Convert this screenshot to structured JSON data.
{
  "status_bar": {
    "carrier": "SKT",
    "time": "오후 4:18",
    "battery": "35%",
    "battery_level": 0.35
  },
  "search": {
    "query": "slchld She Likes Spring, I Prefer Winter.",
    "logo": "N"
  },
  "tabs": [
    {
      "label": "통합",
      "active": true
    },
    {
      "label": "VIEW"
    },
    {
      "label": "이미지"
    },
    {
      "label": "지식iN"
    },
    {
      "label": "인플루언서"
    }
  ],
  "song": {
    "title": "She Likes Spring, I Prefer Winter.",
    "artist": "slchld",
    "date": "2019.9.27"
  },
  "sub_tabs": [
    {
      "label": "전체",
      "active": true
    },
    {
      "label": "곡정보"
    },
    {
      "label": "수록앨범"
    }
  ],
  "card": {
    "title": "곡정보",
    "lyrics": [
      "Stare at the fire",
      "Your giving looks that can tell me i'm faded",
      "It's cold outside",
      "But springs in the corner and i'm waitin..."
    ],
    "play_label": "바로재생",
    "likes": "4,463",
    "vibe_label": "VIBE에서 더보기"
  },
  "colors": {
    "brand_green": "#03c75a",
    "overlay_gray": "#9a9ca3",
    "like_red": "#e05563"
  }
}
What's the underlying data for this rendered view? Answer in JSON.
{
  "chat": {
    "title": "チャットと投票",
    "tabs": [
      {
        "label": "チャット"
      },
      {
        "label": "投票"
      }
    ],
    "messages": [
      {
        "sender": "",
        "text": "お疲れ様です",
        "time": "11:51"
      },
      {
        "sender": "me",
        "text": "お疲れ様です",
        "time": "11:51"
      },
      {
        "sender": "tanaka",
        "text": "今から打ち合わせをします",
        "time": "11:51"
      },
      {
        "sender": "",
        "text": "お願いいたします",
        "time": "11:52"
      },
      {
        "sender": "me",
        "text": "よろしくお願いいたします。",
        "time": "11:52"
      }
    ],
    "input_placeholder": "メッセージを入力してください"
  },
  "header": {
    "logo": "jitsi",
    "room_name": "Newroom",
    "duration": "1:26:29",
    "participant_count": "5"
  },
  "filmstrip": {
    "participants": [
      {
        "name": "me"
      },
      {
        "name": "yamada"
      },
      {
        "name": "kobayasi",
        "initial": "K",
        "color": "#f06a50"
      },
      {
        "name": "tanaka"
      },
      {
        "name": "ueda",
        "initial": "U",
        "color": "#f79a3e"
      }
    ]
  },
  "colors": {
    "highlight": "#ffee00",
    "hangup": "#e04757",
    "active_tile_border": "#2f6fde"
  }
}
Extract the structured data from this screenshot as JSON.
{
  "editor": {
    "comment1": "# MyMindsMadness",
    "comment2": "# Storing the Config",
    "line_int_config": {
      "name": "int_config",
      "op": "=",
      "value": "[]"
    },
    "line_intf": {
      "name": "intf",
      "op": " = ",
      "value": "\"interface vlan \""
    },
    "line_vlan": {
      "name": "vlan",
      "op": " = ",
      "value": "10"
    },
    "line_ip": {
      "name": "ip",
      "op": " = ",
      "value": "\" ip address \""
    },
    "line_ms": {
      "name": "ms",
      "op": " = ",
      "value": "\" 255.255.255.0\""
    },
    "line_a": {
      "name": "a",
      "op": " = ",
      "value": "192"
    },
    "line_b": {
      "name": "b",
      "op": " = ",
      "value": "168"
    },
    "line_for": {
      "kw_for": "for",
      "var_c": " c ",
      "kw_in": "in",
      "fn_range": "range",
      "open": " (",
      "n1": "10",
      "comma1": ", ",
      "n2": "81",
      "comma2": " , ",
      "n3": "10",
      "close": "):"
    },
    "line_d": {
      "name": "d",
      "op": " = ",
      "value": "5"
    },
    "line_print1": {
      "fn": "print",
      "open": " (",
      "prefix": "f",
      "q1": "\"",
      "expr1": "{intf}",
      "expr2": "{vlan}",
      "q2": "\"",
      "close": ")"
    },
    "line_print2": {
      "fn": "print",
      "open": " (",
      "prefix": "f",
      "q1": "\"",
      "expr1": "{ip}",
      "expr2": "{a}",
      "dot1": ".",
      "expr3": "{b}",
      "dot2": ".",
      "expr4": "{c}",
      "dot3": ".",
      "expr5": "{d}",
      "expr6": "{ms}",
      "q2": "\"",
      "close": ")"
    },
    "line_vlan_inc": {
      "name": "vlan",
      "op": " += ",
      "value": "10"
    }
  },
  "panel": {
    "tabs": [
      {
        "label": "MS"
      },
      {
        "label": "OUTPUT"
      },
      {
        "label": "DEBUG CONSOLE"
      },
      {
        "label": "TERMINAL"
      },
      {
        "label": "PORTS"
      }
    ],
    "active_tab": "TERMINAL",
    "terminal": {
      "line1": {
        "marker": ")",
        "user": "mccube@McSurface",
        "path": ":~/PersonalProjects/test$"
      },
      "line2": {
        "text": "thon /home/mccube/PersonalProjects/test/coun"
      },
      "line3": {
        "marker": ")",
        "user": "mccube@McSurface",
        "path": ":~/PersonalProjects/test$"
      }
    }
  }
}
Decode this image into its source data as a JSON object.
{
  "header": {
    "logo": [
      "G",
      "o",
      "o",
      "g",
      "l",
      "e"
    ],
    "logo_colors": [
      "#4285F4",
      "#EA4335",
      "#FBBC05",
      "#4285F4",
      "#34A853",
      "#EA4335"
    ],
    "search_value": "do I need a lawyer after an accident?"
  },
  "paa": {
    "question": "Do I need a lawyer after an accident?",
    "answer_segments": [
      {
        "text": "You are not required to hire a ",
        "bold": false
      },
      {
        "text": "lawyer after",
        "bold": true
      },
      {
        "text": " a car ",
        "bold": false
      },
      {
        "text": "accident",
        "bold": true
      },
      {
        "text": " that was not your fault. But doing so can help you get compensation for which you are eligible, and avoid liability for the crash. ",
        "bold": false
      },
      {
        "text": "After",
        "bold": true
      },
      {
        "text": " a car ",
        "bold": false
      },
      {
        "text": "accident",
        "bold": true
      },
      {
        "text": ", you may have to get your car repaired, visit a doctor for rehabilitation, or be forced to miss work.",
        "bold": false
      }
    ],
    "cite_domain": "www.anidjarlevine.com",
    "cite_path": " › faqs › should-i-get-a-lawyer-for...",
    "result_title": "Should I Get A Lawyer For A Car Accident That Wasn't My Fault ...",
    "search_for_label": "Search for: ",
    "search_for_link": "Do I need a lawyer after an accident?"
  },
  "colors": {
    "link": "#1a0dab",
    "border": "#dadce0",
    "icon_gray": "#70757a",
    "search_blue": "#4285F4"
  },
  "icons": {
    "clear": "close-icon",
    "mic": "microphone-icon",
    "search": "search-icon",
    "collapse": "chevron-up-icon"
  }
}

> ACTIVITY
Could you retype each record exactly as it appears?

> RESULT OF THE TASK
Convert this screenshot to structured JSON data.
{
  "status_bar": {
    "carrier": "SKT",
    "time": "오후 4:18",
    "battery": "35%",
    "battery_level": 0.35
  },
  "search": {
    "query": "slchld She Likes Spring, I Prefer Winter.",
    "logo": "N"
  },
  "tabs": [
    {
      "label": "통합",
      "active": true
    },
    {
      "label": "VIEW"
    },
    {
      "label": "이미지"
    },
    {
      "label": "지식iN"
    },
    {
      "label": "인플루언서"
    }
  ],
  "song": {
    "title": "She Likes Spring, I Prefer Winter.",
    "artist": "slchld",
    "date": "2019.9.27"
  },
  "sub_tabs": [
    {
      "label": "전체",
      "active": true
    },
    {
      "label": "곡정보"
    },
    {
      "label": "수록앨범"
    }
  ],
  "card": {
    "title": "곡정보",
    "lyrics": [
      "Stare at the fire",
      "Your giving looks that can tell me i'm faded",
      "It's cold outside",
      "But springs in the corner and i'm waitin..."
    ],
    "play_label": "바로재생",
    "likes": "4,463",
    "vibe_label": "VIBE에서 더보기"
  },
  "colors": {
    "brand_green": "#03c75a",
    "overlay_gray": "#9a9ca3",
    "like_red": "#e05563"
  }
}
What's the underlying data for this rendered view? Answer in JSON.
{
  "chat": {
    "title": "チャットと投票",
    "tabs": [
      {
        "label": "チャット"
      },
      {
        "label": "投票"
      }
    ],
    "messages": [
      {
        "sender": "",
        "text": "お疲れ様です",
        "time": "11:51"
      },
      {
        "sender": "me",
        "text": "お疲れ様です",
        "time": "11:51"
      },
      {
        "sender": "tanaka",
        "text": "今から打ち合わせをします",
        "time": "11:51"
      },
      {
        "sender": "",
        "text": "お願いいたします",
        "time": "11:52"
      },
      {
        "sender": "me",
        "text": "よろしくお願いいたします。",
        "time": "11:52"
      }
    ],
    "input_placeholder": "メッセージを入力してください"
  },
  "header": {
    "logo": "jitsi",
    "room_name": "Newroom",
    "duration": "1:26:29",
    "participant_count": "5"
  },
  "filmstrip": {
    "participants": [
      {
        "name": "me"
      },
      {
        "name": "yamada"
      },
      {
        "name": "kobayasi",
        "initial": "K",
        "color": "#f06a50"
      },
      {
        "name": "tanaka"
      },
      {
        "name": "ueda",
        "initial": "U",
        "color": "#f79a3e"
      }
    ]
  },
  "colors": {
    "highlight": "#ffee00",
    "hangup": "#e04757",
    "active_tile_border": "#2f6fde"
  }
}
Extract the structured data from this screenshot as JSON.
{
  "editor": {
    "comment1": "# MyMindsMadness",
    "comment2": "# Storing the Config",
    "line_int_config": {
      "name": "int_config",
      "op": "=",
      "value": "[]"
    },
    "line_intf": {
      "name": "intf",
      "op": " = ",
      "value": "\"interface vlan \""
    },
    "line_vlan": {
      "name": "vlan",
      "op": " = ",
      "value": "10"
    },
    "line_ip": {
      "name": "ip",
      "op": " = ",
      "value": "\" ip address \""
    },
    "line_ms": {
      "name": "ms",
      "op": " = ",
      "value": "\" 255.255.255.0\""
    },
    "line_a": {
      "name": "a",
      "op": " = ",
      "value": "192"
    },
    "line_b": {
      "name": "b",
      "op": " = ",
      "value": "168"
    },
    "line_for": {
      "kw_for": "for",
      "var_c": " c ",
      "kw_in": "in",
      "fn_range": "range",
      "open": " (",
      "n1": "10",
      "comma1": ", ",
      "n2": "81",
      "comma2": " , ",
      "n3": "10",
      "close": "):"
    },
    "line_d": {
      "name": "d",
      "op": " = ",
      "value": "5"
    },
    "line_print1": {
      "fn": "print",
      "open": " (",
      "prefix": "f",
      "q1": "\"",
      "expr1": "{intf}",
      "expr2": "{vlan}",
      "q2": "\"",
      "close": ")"
    },
    "line_print2": {
      "fn": "print",
      "open": " (",
      "prefix": "f",
      "q1": "\"",
      "expr1": "{ip}",
      "expr2": "{a}",
      "dot1": ".",
      "expr3": "{b}",
      "dot2": ".",
      "expr4": "{c}",
      "dot3": ".",
      "expr5": "{d}",
      "expr6": "{ms}",
      "q2": "\"",
      "close": ")"
    },
    "line_vlan_inc": {
      "name": "vlan",
      "op": " += ",
      "value": "10"
    }
  },
  "panel": {
    "tabs": [
      {
        "label": "MS"
      },
      {
        "label": "OUTPUT"
      },
      {
        "label": "DEBUG CONSOLE"
      },
      {
        "label": "TERMINAL"
      },
      {
        "label": "PORTS"
      }
    ],
    "active_tab": "TERMINAL",
    "terminal": {
      "line1": {
        "marker": ")",
        "user": "mccube@McSurface",
        "path": ":~/PersonalProjects/test$"
      },
      "line2": {
        "text": "thon /home/mccube/PersonalProjects/test/coun"
      },
      "line3": {
        "marker": ")",
        "user": "mccube@McSurface",
        "path": ":~/PersonalProjects/test$"
      }
    }
  }
}
Decode this image into its source data as a JSON object.
{
  "header": {
    "logo": [
      "G",
      "o",
      "o",
      "g",
      "l",
      "e"
    ],
    "logo_colors": [
      "#4285F4",
      "#EA4335",
      "#FBBC05",
      "#4285F4",
      "#34A853",
      "#EA4335"
    ],
    "search_value": "do I need a lawyer after an accident?"
  },
  "paa": {
    "question": "Do I need a lawyer after an accident?",
    "answer_segments": [
      {
        "text": "You are not required to hire a ",
        "bold": false
      },
      {
        "text": "lawyer after",
        "bold": true
      },
      {
        "text": " a car ",
        "bold": false
      },
      {
        "text": "accident",
        "bold": true
      },
      {
        "text": " that was not your fault. But doing so can help you get compensation for which you are eligible, and avoid liability for the crash. ",
        "bold": false
      },
      {
        "text": "After",
        "bold": true
      },
      {
        "text": " a car ",
        "bold": false
      },
      {
        "text": "accident",
        "bold": true
      },
      {
        "text": ", you may have to get your car repaired, visit a doctor for rehabilitation, or be forced to miss work.",
        "bold": false
      }
    ],
    "cite_domain": "www.anidjarlevine.com",
    "cite_path": " › faqs › should-i-get-a-lawyer-for...",
    "result_title": "Should I Get A Lawyer For A Car Accident That Wasn't My Fault ...",
    "search_for_label": "Search for: ",
    "search_for_link": "Do I need a lawyer after an accident?"
  },
  "colors": {
    "link": "#1a0dab",
    "border": "#dadce0",
    "icon_gray": "#70757a",
    "search_blue": "#4285F4"
  },
  "icons": {
    "clear": "close-icon",
    "mic": "microphone-icon",
    "search": "search-icon",
    "collapse": "chevron-up-icon"
  }
}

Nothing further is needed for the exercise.